[Page and application data records]
============
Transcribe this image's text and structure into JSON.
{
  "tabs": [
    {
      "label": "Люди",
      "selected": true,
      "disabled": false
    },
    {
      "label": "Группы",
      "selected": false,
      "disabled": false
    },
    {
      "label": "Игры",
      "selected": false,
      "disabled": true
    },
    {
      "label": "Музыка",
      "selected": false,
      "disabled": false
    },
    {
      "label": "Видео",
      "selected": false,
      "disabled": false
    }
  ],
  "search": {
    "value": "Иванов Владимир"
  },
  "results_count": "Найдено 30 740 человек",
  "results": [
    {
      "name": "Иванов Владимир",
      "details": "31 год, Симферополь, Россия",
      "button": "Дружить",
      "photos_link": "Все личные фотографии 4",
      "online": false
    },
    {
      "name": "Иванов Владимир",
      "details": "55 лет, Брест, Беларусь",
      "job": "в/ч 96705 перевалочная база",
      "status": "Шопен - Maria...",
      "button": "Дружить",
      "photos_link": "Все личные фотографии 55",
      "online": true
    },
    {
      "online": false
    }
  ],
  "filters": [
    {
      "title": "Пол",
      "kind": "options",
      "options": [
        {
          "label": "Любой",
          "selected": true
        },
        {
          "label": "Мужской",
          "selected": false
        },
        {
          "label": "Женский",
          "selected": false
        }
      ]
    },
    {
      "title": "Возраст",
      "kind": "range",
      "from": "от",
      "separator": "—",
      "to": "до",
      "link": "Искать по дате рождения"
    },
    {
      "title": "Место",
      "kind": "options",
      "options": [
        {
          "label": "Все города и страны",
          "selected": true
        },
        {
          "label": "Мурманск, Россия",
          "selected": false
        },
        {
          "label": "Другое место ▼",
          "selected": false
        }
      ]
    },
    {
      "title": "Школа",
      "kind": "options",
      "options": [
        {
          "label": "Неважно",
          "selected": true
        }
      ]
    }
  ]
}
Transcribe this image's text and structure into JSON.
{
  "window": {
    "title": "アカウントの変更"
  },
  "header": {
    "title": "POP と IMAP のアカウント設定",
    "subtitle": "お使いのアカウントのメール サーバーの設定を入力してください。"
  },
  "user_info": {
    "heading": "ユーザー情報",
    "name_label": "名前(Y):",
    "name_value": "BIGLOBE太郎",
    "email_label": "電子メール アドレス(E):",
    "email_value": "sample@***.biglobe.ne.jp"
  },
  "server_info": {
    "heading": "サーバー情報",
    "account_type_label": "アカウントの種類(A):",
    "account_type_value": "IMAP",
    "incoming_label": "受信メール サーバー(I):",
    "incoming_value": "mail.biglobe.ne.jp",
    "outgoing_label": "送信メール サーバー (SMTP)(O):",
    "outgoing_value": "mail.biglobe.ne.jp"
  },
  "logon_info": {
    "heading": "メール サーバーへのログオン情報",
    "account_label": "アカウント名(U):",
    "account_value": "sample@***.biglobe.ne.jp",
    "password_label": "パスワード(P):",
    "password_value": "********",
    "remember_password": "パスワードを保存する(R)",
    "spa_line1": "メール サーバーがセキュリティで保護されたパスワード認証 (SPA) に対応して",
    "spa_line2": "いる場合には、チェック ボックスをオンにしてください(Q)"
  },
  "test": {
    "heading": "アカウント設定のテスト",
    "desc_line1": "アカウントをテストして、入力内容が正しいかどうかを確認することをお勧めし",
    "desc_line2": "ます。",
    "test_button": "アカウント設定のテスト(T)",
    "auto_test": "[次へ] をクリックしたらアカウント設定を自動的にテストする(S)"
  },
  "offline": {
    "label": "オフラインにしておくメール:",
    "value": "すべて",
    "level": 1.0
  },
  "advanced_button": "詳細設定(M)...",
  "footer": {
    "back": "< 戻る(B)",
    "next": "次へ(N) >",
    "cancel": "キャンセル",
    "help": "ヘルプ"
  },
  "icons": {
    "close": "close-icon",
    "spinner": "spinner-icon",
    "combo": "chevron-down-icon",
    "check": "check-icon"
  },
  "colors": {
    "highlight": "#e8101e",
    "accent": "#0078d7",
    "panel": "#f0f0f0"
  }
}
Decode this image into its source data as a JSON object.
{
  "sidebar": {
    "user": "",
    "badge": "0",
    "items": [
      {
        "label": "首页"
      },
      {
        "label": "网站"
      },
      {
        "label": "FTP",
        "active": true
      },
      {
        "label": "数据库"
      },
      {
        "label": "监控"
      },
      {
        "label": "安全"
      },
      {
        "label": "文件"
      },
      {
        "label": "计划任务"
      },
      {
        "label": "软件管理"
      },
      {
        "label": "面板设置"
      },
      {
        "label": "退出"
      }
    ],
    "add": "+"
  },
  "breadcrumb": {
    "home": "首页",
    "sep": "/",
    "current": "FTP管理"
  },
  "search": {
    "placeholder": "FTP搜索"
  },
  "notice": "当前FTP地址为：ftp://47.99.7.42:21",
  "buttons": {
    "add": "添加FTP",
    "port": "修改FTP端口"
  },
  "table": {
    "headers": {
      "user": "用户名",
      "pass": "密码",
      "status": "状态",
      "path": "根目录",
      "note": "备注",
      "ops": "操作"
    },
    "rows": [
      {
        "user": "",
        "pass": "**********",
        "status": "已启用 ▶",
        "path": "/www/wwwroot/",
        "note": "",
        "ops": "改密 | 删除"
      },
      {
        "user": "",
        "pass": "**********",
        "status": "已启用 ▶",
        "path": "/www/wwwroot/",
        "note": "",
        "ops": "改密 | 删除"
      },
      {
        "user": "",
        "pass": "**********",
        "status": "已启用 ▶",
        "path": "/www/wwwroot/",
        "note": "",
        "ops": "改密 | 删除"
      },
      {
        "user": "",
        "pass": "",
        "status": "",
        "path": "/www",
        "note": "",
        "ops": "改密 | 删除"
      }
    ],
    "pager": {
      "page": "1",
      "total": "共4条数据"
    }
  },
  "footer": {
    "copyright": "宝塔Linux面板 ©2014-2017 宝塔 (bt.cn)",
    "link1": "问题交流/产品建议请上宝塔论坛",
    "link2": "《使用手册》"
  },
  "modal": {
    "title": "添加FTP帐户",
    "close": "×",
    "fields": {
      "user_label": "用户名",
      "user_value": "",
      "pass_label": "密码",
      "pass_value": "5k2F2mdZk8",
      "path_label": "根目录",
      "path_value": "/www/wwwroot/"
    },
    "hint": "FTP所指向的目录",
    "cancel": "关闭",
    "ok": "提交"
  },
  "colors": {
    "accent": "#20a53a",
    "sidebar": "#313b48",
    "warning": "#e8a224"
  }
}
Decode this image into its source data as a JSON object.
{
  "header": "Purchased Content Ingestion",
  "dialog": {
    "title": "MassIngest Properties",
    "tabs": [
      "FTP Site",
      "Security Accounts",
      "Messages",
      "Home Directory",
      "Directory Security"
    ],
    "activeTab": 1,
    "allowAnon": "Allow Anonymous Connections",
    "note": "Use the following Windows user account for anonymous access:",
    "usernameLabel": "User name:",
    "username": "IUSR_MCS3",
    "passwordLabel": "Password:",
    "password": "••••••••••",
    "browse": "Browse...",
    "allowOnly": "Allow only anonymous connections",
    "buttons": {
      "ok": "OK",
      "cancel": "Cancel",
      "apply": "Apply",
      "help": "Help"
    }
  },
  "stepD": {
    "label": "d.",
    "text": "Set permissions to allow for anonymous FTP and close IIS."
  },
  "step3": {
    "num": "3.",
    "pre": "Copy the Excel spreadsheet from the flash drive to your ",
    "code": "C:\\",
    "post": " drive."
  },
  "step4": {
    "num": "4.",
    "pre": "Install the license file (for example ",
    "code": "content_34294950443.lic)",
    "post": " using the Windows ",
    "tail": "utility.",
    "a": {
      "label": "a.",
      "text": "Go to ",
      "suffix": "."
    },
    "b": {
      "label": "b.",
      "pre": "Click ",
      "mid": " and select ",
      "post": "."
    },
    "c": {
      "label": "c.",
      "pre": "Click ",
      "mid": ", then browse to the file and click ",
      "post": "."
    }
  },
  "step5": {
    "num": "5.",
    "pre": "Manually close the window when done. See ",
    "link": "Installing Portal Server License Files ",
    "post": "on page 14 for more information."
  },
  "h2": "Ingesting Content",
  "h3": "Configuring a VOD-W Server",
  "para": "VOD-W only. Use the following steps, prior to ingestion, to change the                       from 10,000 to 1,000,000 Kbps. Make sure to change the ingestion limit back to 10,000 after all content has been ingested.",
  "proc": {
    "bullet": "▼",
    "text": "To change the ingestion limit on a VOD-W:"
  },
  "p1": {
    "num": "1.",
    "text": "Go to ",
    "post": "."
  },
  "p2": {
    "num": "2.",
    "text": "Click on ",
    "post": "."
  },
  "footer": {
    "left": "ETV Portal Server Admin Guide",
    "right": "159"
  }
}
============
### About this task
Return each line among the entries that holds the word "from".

### Solution
      "from": "от",
    "pre": "Copy the Excel spreadsheet from the flash drive to your ",
  "para": "VOD-W only. Use the following steps, prior to ingestion, to change the                       from 10,000 to 1,000,000 Kbps. Make sure to change the ingestion limit back to 10,000 after all content has been ingested.",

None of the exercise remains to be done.